Top of Entries provided
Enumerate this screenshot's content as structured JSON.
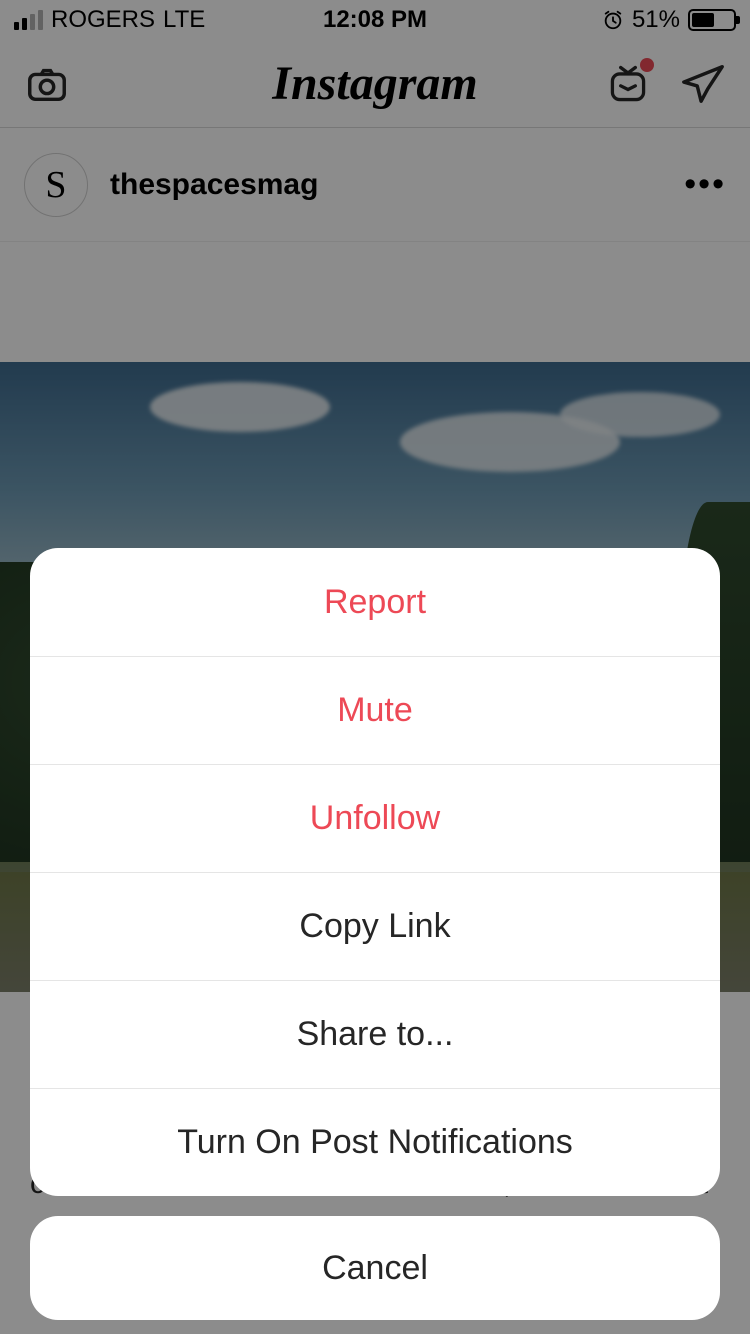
{
  "status_bar": {
    "carrier": "ROGERS",
    "network": "LTE",
    "time": "12:08 PM",
    "battery_pct": "51%"
  },
  "nav": {
    "brand": "Instagram"
  },
  "post": {
    "username": "thespacesmag",
    "avatar_letter": "S",
    "caption_fragment": "cabin on Vallisaari island in Helsinki,  is a minimalist"
  },
  "sheet": {
    "items": [
      {
        "label": "Report",
        "destructive": true
      },
      {
        "label": "Mute",
        "destructive": true
      },
      {
        "label": "Unfollow",
        "destructive": true
      },
      {
        "label": "Copy Link",
        "destructive": false
      },
      {
        "label": "Share to...",
        "destructive": false
      },
      {
        "label": "Turn On Post Notifications",
        "destructive": false
      }
    ],
    "cancel": "Cancel"
  }
}
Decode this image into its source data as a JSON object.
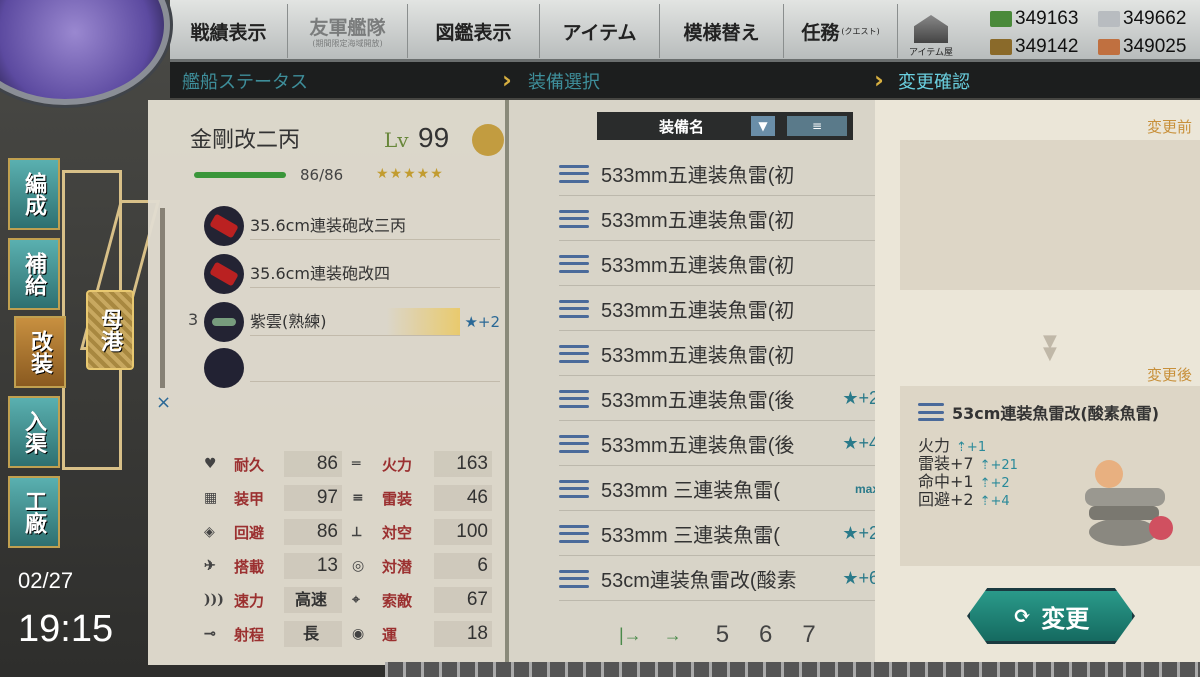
{
  "topbar": {
    "menu": [
      {
        "label": "戦績表示",
        "sub": ""
      },
      {
        "label": "友軍艦隊",
        "sub": "(期間限定海域開放)"
      },
      {
        "label": "図鑑表示",
        "sub": ""
      },
      {
        "label": "アイテム",
        "sub": ""
      },
      {
        "label": "模様替え",
        "sub": ""
      },
      {
        "label": "任務",
        "sub": "(クエスト)"
      }
    ],
    "item_shop": "アイテム屋",
    "resources": {
      "fuel": "349163",
      "steel": "349662",
      "ammo": "349142",
      "bauxite": "349025"
    }
  },
  "breadcrumbs": {
    "ship_status": "艦船ステータス",
    "equip_select": "装備選択",
    "change_confirm": "変更確認"
  },
  "sidebar": {
    "items": [
      "編成",
      "補給",
      "改装",
      "入渠",
      "工廠"
    ],
    "port": "母港",
    "date": "02/27",
    "time": "19:15"
  },
  "ship": {
    "name": "金剛改二丙",
    "lv_label": "Lv",
    "lv": "99",
    "hp": "86/86",
    "stars": "★★★★★",
    "slots": [
      {
        "name": "35.6cm連装砲改三丙",
        "extra": "",
        "icon": "main-gun"
      },
      {
        "name": "35.6cm連装砲改四",
        "extra": "",
        "icon": "main-gun"
      },
      {
        "name": "紫雲(熟練)",
        "extra": "★+2",
        "icon": "seaplane",
        "count": "3"
      },
      {
        "name": "",
        "extra": "",
        "icon": "empty"
      }
    ],
    "stats": [
      {
        "label": "耐久",
        "value": "86"
      },
      {
        "label": "火力",
        "value": "163"
      },
      {
        "label": "装甲",
        "value": "97"
      },
      {
        "label": "雷装",
        "value": "46"
      },
      {
        "label": "回避",
        "value": "86"
      },
      {
        "label": "対空",
        "value": "100"
      },
      {
        "label": "搭載",
        "value": "13"
      },
      {
        "label": "対潜",
        "value": "6"
      },
      {
        "label": "速力",
        "value": "高速"
      },
      {
        "label": "索敵",
        "value": "67"
      },
      {
        "label": "射程",
        "value": "長"
      },
      {
        "label": "運",
        "value": "18"
      }
    ]
  },
  "equip_list": {
    "header": "装備名",
    "rows": [
      {
        "name": "533mm五連装魚雷(初",
        "imp": ""
      },
      {
        "name": "533mm五連装魚雷(初",
        "imp": ""
      },
      {
        "name": "533mm五連装魚雷(初",
        "imp": ""
      },
      {
        "name": "533mm五連装魚雷(初",
        "imp": ""
      },
      {
        "name": "533mm五連装魚雷(初",
        "imp": ""
      },
      {
        "name": "533mm五連装魚雷(後",
        "imp": "★+2"
      },
      {
        "name": "533mm五連装魚雷(後",
        "imp": "★+4"
      },
      {
        "name": "533mm 三連装魚雷(",
        "imp": "max"
      },
      {
        "name": "533mm 三連装魚雷(",
        "imp": "★+2"
      },
      {
        "name": "53cm連装魚雷改(酸素",
        "imp": "★+6"
      }
    ],
    "pages": [
      "5",
      "6",
      "7"
    ]
  },
  "confirm": {
    "before_label": "変更前",
    "after_label": "変更後",
    "after_name": "53cm連装魚雷改(酸素魚雷)",
    "after_stats": [
      {
        "label": "火力",
        "inc": "+1"
      },
      {
        "label": "雷装+7",
        "inc": "+21"
      },
      {
        "label": "命中+1",
        "inc": "+2"
      },
      {
        "label": "回避+2",
        "inc": "+4"
      }
    ],
    "change_button": "変更"
  }
}
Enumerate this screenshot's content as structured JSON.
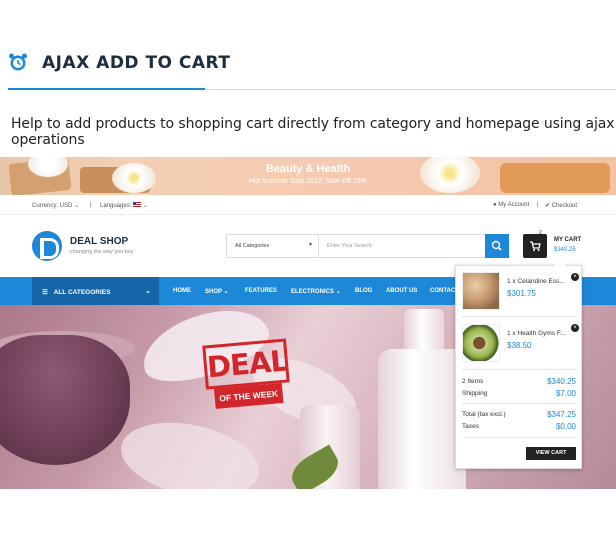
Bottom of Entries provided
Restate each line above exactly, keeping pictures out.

§ Finished exercise:
Enumerate this screenshot's content as structured JSON.
{
  "status_bar": {
    "carrier": "ROGERS",
    "network": "LTE",
    "time": "12:08 PM",
    "battery_pct": "51%"
  },
  "nav": {
    "brand": "Instagram"
  },
  "post": {
    "username": "thespacesmag",
    "avatar_letter": "S",
    "caption_fragment": "cabin on Vallisaari island in Helsinki,  is a minimalist"
  },
  "sheet": {
    "items": [
      {
        "label": "Report",
        "destructive": true
      },
      {
        "label": "Mute",
        "destructive": true
      },
      {
        "label": "Unfollow",
        "destructive": true
      },
      {
        "label": "Copy Link",
        "destructive": false
      },
      {
        "label": "Share to...",
        "destructive": false
      },
      {
        "label": "Turn On Post Notifications",
        "destructive": false
      }
    ],
    "cancel": "Cancel"
  }
}
Decode this image into its source data as a JSON object.
{
  "topbar": {
    "menu": [
      {
        "label": "戦績表示",
        "sub": ""
      },
      {
        "label": "友軍艦隊",
        "sub": "(期間限定海域開放)"
      },
      {
        "label": "図鑑表示",
        "sub": ""
      },
      {
        "label": "アイテム",
        "sub": ""
      },
      {
        "label": "模様替え",
        "sub": ""
      },
      {
        "label": "任務",
        "sub": "(クエスト)"
      }
    ],
    "item_shop": "アイテム屋",
    "resources": {
      "fuel": "349163",
      "steel": "349662",
      "ammo": "349142",
      "bauxite": "349025"
    }
  },
  "breadcrumbs": {
    "ship_status": "艦船ステータス",
    "equip_select": "装備選択",
    "change_confirm": "変更確認"
  },
  "sidebar": {
    "items": [
      "編成",
      "補給",
      "改装",
      "入渠",
      "工廠"
    ],
    "port": "母港",
    "date": "02/27",
    "time": "19:15"
  },
  "ship": {
    "name": "金剛改二丙",
    "lv_label": "Lv",
    "lv": "99",
    "hp": "86/86",
    "stars": "★★★★★",
    "slots": [
      {
        "name": "35.6cm連装砲改三丙",
        "extra": "",
        "icon": "main-gun"
      },
      {
        "name": "35.6cm連装砲改四",
        "extra": "",
        "icon": "main-gun"
      },
      {
        "name": "紫雲(熟練)",
        "extra": "★+2",
        "icon": "seaplane",
        "count": "3"
      },
      {
        "name": "",
        "extra": "",
        "icon": "empty"
      }
    ],
    "stats": [
      {
        "label": "耐久",
        "value": "86"
      },
      {
        "label": "火力",
        "value": "163"
      },
      {
        "label": "装甲",
        "value": "97"
      },
      {
        "label": "雷装",
        "value": "46"
      },
      {
        "label": "回避",
        "value": "86"
      },
      {
        "label": "対空",
        "value": "100"
      },
      {
        "label": "搭載",
        "value": "13"
      },
      {
        "label": "対潜",
        "value": "6"
      },
      {
        "label": "速力",
        "value": "高速"
      },
      {
        "label": "索敵",
        "value": "67"
      },
      {
        "label": "射程",
        "value": "長"
      },
      {
        "label": "運",
        "value": "18"
      }
    ]
  },
  "equip_list": {
    "header": "装備名",
    "rows": [
      {
        "name": "533mm五連装魚雷(初",
        "imp": ""
      },
      {
        "name": "533mm五連装魚雷(初",
        "imp": ""
      },
      {
        "name": "533mm五連装魚雷(初",
        "imp": ""
      },
      {
        "name": "533mm五連装魚雷(初",
        "imp": ""
      },
      {
        "name": "533mm五連装魚雷(初",
        "imp": ""
      },
      {
        "name": "533mm五連装魚雷(後",
        "imp": "★+2"
      },
      {
        "name": "533mm五連装魚雷(後",
        "imp": "★+4"
      },
      {
        "name": "533mm 三連装魚雷(",
        "imp": "max"
      },
      {
        "name": "533mm 三連装魚雷(",
        "imp": "★+2"
      },
      {
        "name": "53cm連装魚雷改(酸素",
        "imp": "★+6"
      }
    ],
    "pages": [
      "5",
      "6",
      "7"
    ]
  },
  "confirm": {
    "before_label": "変更前",
    "after_label": "変更後",
    "after_name": "53cm連装魚雷改(酸素魚雷)",
    "after_stats": [
      {
        "label": "火力",
        "inc": "+1"
      },
      {
        "label": "雷装+7",
        "inc": "+21"
      },
      {
        "label": "命中+1",
        "inc": "+2"
      },
      {
        "label": "回避+2",
        "inc": "+4"
      }
    ],
    "change_button": "変更"
  }
}
Enumerate this screenshot's content as structured JSON.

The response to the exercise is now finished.